Anyone can experience a traumatic brain injury after a fall, car accident or sports incident. However, some people have a higher risk of traumatic brain injury.
Review the risk factors for TBI so you can protect yourself and your family members.
Motor vehicle factors
Wearing a seatbelt every time you ride in a motor vehicle can significantly lower the risk for TBI. Driving under the influence of drugs or alcohol also increases the risk of debilitating auto accident injury. If you have a teen driver, set a good example by putting your device away when you are behind the wheel. Young adults with new licenses have an increased risk of serious and fatal auto accidents.

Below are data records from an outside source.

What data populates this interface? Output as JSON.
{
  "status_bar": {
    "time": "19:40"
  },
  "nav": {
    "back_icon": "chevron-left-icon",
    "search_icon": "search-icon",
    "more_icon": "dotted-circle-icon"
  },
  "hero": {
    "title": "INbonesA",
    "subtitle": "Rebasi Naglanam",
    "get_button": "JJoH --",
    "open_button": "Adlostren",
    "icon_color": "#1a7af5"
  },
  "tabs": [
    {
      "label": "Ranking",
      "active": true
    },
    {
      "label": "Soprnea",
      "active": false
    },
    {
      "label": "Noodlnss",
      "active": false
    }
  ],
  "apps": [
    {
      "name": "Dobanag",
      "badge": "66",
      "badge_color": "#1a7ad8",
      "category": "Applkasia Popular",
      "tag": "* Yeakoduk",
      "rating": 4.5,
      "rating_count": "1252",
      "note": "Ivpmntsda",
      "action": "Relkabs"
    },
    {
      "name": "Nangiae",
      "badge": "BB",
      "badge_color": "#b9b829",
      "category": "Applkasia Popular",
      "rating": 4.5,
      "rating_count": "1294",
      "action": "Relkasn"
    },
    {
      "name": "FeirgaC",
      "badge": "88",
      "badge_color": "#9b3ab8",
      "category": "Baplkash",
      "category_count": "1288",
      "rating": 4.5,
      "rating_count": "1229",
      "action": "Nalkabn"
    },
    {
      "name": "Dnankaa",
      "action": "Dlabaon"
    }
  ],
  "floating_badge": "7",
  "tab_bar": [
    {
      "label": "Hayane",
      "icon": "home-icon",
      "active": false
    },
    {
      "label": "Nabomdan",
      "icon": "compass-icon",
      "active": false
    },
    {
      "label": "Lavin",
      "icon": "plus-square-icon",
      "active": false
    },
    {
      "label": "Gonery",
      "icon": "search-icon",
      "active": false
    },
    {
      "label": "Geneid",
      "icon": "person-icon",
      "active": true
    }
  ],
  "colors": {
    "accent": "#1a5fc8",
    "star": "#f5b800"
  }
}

A helmet is essential when you engage in activities that carry TBI risk. Your family members must wear a well-fitting helmet in good condition whenever you ski, snowboard, ride a horse, play baseball, ride a skateboard or roller skates, play contact sports, or ride an all-terrain vehicle, scooter, snowmobile, motorcycle or bike.
Older adults have a higher risk for falls which also increases the risk for TBI in this age group. If you are older than 60 or have an older family member, be aware of medical conditions and prescription drugs that can cause dizziness and falls.
In addition to these behavioral risks, TBI is more common in males of all ages, young adults between ages 15 and 24, and children younger than 4. If you or a family member experiences a head impact, seek medical attention right away.